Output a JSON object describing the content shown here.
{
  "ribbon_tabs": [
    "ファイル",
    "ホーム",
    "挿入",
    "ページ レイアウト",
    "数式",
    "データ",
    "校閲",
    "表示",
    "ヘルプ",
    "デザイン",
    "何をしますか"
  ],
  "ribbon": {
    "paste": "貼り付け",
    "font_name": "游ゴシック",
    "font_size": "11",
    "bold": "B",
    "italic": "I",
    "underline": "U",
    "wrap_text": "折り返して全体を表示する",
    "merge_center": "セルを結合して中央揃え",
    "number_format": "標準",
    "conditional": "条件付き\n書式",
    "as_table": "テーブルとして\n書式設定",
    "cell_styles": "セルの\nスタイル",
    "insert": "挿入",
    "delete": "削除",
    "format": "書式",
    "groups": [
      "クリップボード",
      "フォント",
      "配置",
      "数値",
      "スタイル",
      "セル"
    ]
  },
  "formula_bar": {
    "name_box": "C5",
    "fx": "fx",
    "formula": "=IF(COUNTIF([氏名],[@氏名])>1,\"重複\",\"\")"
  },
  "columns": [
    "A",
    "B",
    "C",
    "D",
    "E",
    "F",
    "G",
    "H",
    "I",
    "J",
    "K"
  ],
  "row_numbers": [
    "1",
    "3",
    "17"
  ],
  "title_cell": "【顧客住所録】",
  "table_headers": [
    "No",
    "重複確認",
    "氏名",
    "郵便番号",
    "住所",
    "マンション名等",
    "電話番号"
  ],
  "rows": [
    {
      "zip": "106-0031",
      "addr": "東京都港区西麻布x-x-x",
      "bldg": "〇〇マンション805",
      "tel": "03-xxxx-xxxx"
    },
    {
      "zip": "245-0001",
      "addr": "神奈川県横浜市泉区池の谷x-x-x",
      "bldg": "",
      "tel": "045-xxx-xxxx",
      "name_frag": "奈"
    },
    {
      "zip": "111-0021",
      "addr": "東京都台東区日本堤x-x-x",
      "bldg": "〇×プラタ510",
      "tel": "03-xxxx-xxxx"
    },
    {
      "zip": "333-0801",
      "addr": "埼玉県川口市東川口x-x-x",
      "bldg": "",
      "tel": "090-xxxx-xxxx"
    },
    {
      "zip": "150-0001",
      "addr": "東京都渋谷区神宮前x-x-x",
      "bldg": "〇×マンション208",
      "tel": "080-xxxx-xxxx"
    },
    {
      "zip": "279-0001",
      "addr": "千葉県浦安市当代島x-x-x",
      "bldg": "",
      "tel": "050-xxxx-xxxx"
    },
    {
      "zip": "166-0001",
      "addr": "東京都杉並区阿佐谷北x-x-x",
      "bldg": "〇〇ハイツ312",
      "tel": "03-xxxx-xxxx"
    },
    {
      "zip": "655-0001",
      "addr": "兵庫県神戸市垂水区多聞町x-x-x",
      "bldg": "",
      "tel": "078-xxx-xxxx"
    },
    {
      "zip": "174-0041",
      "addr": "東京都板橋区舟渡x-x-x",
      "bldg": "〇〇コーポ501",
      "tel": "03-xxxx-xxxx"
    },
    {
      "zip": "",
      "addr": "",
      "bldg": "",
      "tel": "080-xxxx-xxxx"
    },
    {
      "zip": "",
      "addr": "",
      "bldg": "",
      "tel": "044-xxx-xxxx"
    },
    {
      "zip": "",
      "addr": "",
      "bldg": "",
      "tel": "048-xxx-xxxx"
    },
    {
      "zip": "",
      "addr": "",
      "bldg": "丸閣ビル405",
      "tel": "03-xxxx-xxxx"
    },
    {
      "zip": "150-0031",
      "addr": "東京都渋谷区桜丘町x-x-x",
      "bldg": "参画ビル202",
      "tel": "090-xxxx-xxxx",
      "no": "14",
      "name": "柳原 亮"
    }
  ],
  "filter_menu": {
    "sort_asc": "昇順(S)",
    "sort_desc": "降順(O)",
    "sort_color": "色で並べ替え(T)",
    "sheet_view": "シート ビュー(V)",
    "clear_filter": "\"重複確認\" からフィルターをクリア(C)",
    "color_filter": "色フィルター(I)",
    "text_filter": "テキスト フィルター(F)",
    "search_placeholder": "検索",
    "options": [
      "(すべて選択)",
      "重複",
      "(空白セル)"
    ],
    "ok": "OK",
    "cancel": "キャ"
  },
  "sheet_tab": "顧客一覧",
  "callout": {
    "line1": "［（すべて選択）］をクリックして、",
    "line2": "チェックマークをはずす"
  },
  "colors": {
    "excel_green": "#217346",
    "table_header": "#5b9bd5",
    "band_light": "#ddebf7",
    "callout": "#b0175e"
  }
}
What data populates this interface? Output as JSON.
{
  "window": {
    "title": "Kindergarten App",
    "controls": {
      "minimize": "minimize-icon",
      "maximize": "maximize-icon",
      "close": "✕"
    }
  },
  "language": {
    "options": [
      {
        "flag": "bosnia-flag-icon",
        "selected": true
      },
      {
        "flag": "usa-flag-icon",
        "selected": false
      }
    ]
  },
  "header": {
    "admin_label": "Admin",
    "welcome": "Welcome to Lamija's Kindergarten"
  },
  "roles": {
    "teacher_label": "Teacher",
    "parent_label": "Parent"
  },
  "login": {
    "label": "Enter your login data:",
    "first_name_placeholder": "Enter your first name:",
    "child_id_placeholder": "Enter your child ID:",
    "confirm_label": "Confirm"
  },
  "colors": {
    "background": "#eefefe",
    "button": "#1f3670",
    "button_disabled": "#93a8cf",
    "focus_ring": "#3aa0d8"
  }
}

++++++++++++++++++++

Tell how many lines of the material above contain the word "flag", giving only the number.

2